The Missouri Department of Conservation is looking to scrap permits and fees for commercial photographers in conservation areas.
The move comes after the conservation department received considerable complaints from “hobby” photographers and videographers who criticized the permit fees for being too expensive.
According to Fox2Now, photographers and videographers have been required to purchase a commercial use permit to shoot in areas managed by the Missouri Department of Conservation since 2020.
Commercial use is defined as any activity that directly or indirectly results in financial benefit or gain, or where money is exchanged in connection with the activity.
Although a commercial use permit is not needed for news agencies, it was required for any person or entity engaged in commercial photography or videography, such as professional photography, commercials, advertising, promotionals, television, or documentaries.
The photography permit cost $100 per year, while the videography permit could be purchased for a fee of $500 per day.
The Missouri Department of Conservation tells Fox2Now that it received “considerable public feedback” for the permits — with many complaining that the permit costs and fees were too much for “hobby” photographers and videographers.
In December, the Missouri Department of Conservation approved a proposal to eliminate the permits and fees.
The amendment will still require photographers and videographers to apply for a “Special Use Permit” if they are using an unmanned aerial system or a drone, if they plan to use props and equipment that are more than a single person can carry, or more than 10 individuals will be participating in the activity during one day.
Photographers and videographers will also need to get a “Special Use Permit” if they require access to conservation areas during closed hours or specific places closed to public use.
According to the Missouri Department of Conservation’s website, the proposed amendment will cost state agencies or political subdivisions approximately $15,800 in lost revenue annually.
The Question of Permits
In April, Grand Teton National Park canceled its plans to require permits from photographers looking to shoot any kind of portrait for clients in the Wyoming park — after the requirement was met with criticism from both photographers and First Amendment lawyers.
However, in August, PetaPixel reported on how a court upheld a National Park Service fee and permit requirement for commercial videography in national parks, overturning a previous ruling that found this requirement to be a violation of First Amendment rights.

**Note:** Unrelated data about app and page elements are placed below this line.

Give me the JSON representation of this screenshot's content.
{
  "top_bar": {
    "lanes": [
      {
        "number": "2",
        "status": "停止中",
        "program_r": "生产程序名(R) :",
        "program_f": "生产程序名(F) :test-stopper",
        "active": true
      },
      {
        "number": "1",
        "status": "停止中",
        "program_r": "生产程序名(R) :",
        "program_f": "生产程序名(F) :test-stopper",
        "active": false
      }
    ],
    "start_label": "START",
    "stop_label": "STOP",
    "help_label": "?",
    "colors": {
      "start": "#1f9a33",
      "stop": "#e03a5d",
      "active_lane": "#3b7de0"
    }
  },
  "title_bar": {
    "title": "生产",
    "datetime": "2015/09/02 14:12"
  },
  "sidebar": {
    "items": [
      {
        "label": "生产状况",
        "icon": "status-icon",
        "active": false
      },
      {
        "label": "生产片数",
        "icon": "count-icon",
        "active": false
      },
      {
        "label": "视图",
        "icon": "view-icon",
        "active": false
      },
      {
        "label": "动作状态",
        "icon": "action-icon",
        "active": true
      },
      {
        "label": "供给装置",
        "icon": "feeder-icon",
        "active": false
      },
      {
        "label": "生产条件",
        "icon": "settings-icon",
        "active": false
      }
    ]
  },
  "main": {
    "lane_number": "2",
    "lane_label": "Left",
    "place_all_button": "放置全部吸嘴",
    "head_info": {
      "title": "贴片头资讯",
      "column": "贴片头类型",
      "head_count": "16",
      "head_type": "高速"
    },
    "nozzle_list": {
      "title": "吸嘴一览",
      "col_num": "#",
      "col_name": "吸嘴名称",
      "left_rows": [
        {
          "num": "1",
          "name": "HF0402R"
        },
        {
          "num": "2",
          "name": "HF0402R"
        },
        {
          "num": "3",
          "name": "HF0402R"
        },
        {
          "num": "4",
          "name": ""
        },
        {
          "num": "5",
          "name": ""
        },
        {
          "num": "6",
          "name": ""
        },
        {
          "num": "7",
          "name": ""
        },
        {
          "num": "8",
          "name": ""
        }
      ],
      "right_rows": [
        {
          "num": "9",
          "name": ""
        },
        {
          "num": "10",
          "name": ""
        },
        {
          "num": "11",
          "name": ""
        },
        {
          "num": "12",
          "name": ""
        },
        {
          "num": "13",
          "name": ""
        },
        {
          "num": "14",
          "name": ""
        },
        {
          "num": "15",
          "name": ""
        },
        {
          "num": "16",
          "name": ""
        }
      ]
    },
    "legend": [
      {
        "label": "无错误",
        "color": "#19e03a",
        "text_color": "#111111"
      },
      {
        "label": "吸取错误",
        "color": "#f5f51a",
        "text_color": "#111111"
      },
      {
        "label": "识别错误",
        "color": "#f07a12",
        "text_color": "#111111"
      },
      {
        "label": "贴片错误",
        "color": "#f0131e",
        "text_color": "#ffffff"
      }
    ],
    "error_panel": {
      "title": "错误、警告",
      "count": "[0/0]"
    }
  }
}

Update 2/2: After publication, a representative from Missouri State Parks reached out to clarify that only the Missouri Department of Conservation is considering eliminating the fee charged for photography and not Missouri State Parks as previously stated. We apologize for the error.
Image credits: Header photo licensed via Depositphotos.